[Start of Attachment]

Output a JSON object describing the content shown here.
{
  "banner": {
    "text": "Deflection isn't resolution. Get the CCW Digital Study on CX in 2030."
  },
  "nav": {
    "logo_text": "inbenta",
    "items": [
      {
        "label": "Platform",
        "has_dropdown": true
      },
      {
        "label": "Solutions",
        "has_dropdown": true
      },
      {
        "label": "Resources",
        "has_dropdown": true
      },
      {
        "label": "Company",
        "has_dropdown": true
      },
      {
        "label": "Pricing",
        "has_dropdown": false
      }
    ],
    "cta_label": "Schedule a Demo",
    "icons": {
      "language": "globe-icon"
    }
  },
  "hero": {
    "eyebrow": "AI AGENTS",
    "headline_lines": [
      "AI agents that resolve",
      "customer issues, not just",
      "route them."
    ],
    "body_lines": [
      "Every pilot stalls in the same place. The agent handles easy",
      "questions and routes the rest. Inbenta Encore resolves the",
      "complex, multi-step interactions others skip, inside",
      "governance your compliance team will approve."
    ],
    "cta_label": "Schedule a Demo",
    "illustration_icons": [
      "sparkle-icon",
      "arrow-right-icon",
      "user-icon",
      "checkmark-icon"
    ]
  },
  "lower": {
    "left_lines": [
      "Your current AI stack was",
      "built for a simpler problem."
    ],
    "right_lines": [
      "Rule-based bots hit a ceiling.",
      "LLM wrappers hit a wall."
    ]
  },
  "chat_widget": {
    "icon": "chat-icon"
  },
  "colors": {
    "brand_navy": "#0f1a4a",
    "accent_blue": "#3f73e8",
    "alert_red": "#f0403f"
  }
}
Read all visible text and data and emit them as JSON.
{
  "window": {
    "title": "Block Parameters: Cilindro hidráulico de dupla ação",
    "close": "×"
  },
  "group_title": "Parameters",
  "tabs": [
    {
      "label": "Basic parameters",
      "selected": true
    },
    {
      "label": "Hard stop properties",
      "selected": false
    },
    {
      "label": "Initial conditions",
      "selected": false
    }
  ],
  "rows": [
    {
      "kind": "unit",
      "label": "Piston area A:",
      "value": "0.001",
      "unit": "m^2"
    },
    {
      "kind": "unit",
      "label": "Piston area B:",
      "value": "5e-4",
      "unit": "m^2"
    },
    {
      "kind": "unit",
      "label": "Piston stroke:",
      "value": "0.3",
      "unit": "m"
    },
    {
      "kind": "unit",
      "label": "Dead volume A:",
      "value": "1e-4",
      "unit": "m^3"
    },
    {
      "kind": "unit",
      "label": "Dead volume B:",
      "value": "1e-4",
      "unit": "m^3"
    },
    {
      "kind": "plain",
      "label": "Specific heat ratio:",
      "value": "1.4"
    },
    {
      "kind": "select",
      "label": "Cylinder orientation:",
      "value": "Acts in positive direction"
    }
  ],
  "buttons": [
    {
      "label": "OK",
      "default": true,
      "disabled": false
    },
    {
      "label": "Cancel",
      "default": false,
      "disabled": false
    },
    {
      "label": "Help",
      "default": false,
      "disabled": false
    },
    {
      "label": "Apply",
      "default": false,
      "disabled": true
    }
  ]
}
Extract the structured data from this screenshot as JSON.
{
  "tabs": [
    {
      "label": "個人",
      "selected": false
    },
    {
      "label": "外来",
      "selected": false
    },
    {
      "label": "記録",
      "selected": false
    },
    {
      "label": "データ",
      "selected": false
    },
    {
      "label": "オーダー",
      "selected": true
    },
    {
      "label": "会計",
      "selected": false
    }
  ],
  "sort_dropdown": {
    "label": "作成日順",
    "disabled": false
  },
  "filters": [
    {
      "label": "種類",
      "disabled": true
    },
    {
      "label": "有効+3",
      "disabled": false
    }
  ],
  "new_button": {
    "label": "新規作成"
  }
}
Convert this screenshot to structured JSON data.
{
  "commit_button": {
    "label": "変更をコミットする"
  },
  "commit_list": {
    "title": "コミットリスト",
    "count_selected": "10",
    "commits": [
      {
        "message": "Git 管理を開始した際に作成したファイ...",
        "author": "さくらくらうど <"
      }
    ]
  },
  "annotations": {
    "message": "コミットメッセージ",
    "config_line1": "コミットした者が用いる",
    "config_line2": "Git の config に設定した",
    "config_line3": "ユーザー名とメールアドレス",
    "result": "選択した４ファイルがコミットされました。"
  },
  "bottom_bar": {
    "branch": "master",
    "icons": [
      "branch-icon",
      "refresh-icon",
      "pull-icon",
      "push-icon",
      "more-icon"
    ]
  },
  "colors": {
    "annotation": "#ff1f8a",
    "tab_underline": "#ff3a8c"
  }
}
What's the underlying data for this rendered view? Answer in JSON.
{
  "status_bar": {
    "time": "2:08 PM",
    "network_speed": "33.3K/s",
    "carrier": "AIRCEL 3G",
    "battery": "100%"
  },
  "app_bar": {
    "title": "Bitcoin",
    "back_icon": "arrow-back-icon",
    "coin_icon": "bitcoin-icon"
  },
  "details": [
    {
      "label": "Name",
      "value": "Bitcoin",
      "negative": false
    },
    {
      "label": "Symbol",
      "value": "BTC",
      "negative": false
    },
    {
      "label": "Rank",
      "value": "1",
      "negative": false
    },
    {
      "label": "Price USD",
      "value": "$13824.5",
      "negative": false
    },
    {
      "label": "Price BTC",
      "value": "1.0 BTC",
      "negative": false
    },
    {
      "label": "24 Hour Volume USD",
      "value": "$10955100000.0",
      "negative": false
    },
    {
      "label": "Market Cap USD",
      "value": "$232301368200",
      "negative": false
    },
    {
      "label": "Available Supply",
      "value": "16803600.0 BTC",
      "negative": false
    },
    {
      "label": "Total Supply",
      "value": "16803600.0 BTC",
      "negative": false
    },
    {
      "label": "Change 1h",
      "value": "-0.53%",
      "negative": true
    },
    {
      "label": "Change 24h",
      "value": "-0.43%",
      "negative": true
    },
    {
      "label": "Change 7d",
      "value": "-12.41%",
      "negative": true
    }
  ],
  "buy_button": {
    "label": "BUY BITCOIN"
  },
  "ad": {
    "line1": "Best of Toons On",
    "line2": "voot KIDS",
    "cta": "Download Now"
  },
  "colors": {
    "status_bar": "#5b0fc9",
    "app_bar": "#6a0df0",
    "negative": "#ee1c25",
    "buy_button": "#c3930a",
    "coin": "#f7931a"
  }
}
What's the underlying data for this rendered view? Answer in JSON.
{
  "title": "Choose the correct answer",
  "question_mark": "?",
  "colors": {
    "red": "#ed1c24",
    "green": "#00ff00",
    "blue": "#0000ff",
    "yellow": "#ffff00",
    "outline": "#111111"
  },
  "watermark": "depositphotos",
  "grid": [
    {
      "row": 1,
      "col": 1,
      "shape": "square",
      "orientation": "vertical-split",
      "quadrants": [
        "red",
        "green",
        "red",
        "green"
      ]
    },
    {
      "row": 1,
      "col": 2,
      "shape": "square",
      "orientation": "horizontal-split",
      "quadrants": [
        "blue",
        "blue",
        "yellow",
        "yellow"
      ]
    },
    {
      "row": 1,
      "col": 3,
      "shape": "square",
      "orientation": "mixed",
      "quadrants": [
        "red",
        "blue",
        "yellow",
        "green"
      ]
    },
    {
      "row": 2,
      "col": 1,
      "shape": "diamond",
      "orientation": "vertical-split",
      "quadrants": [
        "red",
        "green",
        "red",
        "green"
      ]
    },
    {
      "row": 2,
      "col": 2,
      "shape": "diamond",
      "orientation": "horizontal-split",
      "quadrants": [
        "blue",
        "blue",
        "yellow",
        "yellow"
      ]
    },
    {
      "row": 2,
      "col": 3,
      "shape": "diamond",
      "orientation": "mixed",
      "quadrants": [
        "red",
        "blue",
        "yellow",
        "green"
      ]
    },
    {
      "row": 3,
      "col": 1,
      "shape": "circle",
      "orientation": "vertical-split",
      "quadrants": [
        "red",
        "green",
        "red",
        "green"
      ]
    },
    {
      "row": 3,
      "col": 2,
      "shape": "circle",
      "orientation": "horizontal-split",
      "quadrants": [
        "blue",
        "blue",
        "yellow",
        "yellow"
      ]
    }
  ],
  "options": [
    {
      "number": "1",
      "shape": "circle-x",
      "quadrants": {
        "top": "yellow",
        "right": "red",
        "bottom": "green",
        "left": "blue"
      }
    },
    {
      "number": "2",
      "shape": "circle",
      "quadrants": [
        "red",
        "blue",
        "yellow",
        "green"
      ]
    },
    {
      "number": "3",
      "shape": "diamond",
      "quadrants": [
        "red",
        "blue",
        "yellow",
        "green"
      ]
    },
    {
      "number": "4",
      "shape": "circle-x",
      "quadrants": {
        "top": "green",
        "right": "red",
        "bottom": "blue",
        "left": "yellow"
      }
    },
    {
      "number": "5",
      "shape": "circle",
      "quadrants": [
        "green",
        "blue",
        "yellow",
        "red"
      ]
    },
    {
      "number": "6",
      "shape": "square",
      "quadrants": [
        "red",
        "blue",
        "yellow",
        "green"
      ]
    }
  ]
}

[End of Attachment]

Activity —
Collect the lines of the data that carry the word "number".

Worked solution —
      "number": "1",
      "number": "2",
      "number": "3",
      "number": "4",
      "number": "5",
      "number": "6",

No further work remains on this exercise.